* [EXERCISE DIRECTIONS]:
If a line in the entries contains the word "illustration", list it.

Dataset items
--- START ---

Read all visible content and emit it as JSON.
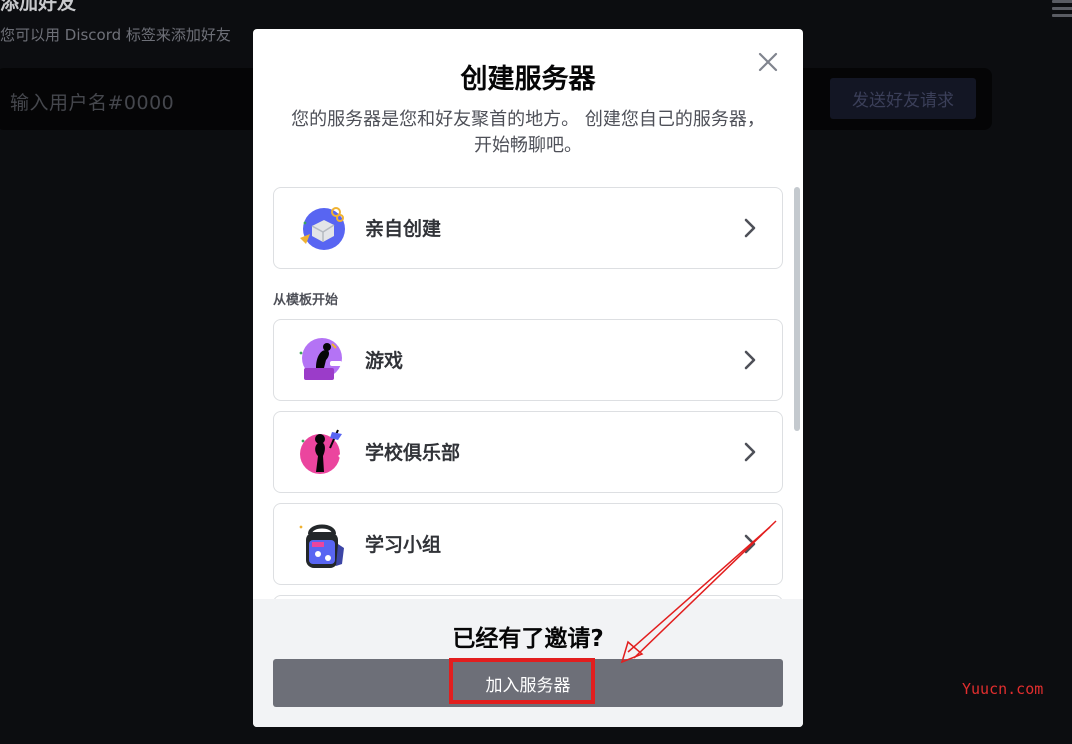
{
  "background": {
    "title": "添加好友",
    "description": "您可以用 Discord 标签来添加好友",
    "input_placeholder": "输入用户名#0000",
    "send_button": "发送好友请求",
    "menu_icon": "hamburger-icon"
  },
  "modal": {
    "title": "创建服务器",
    "subtitle": "您的服务器是您和好友聚首的地方。 创建您自己的服务器，开始畅聊吧。",
    "close_icon": "close-icon",
    "create_own": {
      "label": "亲自创建",
      "icon": "create-illustration-icon"
    },
    "section_label": "从模板开始",
    "templates": [
      {
        "label": "游戏",
        "icon": "gaming-illustration-icon"
      },
      {
        "label": "学校俱乐部",
        "icon": "school-club-illustration-icon"
      },
      {
        "label": "学习小组",
        "icon": "study-group-illustration-icon"
      }
    ],
    "footer": {
      "title": "已经有了邀请?",
      "join_button": "加入服务器"
    }
  },
  "watermark": "Yuucn.com",
  "colors": {
    "backdrop": "#0c0d10",
    "modal_bg": "#ffffff",
    "footer_bg": "#f2f3f5",
    "join_button": "#6d6f78",
    "annotation": "#e21e1e"
  }
}
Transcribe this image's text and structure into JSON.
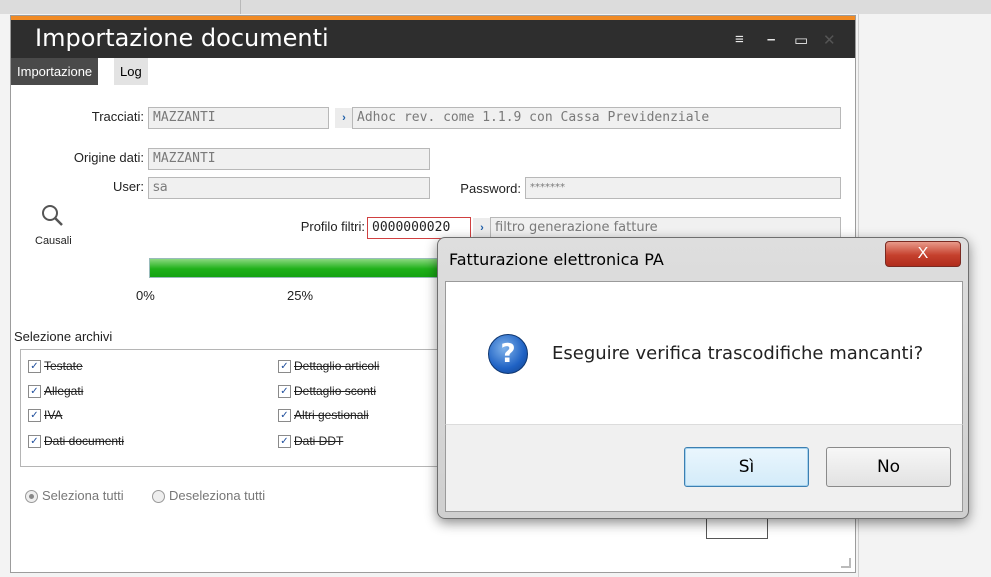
{
  "window": {
    "title": "Importazione documenti",
    "controls": {
      "menu": "≡",
      "minimize": "–",
      "maximize": "▭",
      "close": "✕"
    }
  },
  "tabs": [
    {
      "label": "Importazione",
      "active": true
    },
    {
      "label": "Log",
      "active": false
    }
  ],
  "form": {
    "tracciati_label": "Tracciati:",
    "tracciati_value": "MAZZANTI",
    "tracciati_desc": "Adhoc rev. come 1.1.9 con Cassa Previdenziale",
    "origine_label": "Origine dati:",
    "origine_value": "MAZZANTI",
    "user_label": "User:",
    "user_value": "sa",
    "password_label": "Password:",
    "password_value": "*******",
    "profilo_label": "Profilo filtri:",
    "profilo_value": "0000000020",
    "profilo_desc": "filtro generazione fatture",
    "causali_label": "Causali"
  },
  "progress": {
    "ticks": [
      "0%",
      "25%"
    ],
    "fill_fraction": 1.0
  },
  "archivi": {
    "title": "Selezione archivi",
    "items": [
      "Testate",
      "Allegati",
      "IVA",
      "Dati documenti",
      "Dettaglio articoli",
      "Dettaglio sconti",
      "Altri gestionali",
      "Dati DDT"
    ]
  },
  "selection": {
    "select_all": "Seleziona tutti",
    "deselect_all": "Deseleziona tutti"
  },
  "dialog": {
    "title": "Fatturazione elettronica PA",
    "message": "Eseguire verifica trascodifiche mancanti?",
    "yes": "Sì",
    "no": "No",
    "close": "X"
  },
  "colors": {
    "accent": "#f08a24",
    "titlebar": "#2e2e2e",
    "progress": "#1fb01a"
  }
}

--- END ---

* [ANSWER TO THIS TASK]:
      "icon": "create-illustration-icon"
        "icon": "gaming-illustration-icon"
        "icon": "school-club-illustration-icon"
        "icon": "study-group-illustration-icon"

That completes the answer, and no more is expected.